#### [PROBLEM]
Check every line of the entries for the string "Vrouwelijk" and return the ones that contain it.

#### [SUPPLIED ENTRIES]
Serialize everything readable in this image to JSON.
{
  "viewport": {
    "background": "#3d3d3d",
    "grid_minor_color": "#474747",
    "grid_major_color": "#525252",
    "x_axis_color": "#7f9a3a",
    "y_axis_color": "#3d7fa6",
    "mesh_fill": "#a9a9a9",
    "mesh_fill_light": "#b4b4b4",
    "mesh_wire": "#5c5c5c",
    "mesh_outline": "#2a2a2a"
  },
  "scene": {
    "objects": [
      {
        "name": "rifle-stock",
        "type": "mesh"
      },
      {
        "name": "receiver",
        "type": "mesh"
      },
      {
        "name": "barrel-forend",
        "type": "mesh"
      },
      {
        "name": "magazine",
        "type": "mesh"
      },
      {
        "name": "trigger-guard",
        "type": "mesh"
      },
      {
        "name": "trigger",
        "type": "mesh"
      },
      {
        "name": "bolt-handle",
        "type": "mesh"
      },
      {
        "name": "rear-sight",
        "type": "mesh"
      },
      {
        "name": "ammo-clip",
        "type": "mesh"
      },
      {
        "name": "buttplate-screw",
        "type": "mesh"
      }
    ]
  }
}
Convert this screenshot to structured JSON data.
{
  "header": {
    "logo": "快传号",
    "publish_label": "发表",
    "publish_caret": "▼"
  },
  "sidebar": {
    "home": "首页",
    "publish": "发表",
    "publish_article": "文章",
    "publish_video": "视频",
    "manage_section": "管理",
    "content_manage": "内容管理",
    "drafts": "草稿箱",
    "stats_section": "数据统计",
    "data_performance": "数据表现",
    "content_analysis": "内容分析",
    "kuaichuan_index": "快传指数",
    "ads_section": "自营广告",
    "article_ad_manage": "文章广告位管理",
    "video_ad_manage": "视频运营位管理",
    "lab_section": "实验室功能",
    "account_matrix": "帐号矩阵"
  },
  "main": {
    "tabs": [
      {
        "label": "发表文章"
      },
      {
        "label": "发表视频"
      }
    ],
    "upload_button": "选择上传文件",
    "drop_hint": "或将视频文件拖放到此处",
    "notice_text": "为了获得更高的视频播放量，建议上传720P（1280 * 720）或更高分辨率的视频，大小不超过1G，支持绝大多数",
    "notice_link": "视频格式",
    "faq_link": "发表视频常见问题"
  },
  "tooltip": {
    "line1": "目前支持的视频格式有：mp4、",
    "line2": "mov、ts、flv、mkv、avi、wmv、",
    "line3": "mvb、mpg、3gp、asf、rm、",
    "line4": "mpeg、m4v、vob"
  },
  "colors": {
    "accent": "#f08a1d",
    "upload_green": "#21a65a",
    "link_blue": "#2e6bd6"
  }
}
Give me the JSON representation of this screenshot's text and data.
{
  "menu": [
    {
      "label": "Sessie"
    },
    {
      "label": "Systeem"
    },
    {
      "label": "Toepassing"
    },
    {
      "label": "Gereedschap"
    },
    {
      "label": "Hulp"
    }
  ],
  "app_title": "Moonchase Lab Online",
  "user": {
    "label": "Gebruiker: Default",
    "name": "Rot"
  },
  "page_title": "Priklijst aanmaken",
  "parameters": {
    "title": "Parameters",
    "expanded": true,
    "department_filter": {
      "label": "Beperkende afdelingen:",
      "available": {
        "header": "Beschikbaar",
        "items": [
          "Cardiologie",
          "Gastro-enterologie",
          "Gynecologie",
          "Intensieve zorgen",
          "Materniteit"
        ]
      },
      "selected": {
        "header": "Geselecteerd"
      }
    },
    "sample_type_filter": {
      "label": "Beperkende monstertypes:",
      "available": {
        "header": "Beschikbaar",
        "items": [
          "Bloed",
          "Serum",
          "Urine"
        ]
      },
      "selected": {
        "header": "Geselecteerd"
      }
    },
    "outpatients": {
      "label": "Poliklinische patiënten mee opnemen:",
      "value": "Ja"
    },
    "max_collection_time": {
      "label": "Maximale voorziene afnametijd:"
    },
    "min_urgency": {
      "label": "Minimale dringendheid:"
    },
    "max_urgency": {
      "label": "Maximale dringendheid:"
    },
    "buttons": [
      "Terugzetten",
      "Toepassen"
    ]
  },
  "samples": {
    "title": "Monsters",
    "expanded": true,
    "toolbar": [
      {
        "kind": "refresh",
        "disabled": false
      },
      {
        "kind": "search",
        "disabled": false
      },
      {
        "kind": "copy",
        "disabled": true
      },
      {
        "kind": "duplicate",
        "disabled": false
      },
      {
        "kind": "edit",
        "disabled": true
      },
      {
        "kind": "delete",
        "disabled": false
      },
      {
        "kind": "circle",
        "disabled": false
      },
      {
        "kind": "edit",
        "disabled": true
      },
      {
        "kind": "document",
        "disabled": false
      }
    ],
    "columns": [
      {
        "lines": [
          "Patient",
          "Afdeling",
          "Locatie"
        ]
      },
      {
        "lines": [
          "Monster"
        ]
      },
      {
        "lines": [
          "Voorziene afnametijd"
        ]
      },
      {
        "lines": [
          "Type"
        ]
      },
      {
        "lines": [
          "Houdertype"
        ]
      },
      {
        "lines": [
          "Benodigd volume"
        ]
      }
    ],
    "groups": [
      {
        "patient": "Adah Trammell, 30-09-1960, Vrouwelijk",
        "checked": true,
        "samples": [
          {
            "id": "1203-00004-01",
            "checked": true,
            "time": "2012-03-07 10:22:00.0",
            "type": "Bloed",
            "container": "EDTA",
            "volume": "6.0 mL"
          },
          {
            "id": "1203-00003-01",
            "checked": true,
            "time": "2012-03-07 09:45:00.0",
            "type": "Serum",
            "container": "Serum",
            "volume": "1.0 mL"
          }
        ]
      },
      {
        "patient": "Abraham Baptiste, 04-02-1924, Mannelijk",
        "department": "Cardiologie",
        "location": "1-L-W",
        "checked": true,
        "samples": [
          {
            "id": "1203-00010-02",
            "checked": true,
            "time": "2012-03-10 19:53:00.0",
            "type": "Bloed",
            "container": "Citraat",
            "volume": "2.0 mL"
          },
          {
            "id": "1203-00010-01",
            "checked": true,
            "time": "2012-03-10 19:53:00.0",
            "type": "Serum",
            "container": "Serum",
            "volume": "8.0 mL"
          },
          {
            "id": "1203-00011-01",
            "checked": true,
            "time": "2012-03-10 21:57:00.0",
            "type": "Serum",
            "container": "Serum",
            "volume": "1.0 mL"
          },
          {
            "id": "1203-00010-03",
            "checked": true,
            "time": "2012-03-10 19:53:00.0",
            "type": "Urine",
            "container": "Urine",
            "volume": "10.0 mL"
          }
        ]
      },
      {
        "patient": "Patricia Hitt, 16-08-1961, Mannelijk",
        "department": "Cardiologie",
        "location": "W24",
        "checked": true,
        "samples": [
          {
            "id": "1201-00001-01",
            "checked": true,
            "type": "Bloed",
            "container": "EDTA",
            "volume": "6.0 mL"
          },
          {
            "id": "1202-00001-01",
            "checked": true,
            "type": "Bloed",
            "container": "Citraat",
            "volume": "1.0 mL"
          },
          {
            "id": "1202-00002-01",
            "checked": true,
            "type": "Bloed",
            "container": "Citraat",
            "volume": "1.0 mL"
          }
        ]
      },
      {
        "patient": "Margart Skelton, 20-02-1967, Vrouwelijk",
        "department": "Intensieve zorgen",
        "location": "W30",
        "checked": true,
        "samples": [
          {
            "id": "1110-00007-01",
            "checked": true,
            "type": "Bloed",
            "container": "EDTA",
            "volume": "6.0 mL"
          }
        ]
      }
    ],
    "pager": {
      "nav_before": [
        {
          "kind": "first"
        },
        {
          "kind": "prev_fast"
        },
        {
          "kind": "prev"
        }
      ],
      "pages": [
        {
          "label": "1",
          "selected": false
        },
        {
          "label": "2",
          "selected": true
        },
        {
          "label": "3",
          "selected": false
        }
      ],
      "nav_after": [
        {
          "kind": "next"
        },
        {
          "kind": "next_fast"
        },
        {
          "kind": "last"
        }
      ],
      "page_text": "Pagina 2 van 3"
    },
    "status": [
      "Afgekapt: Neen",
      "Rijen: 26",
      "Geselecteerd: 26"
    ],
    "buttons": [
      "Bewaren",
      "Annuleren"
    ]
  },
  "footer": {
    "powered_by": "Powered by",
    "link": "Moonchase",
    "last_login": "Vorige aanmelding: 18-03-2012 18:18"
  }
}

#### [ANSWER TO THE EXERCISE]
        "patient": "Adah Trammell, 30-09-1960, Vrouwelijk",
        "patient": "Margart Skelton, 20-02-1967, Vrouwelijk",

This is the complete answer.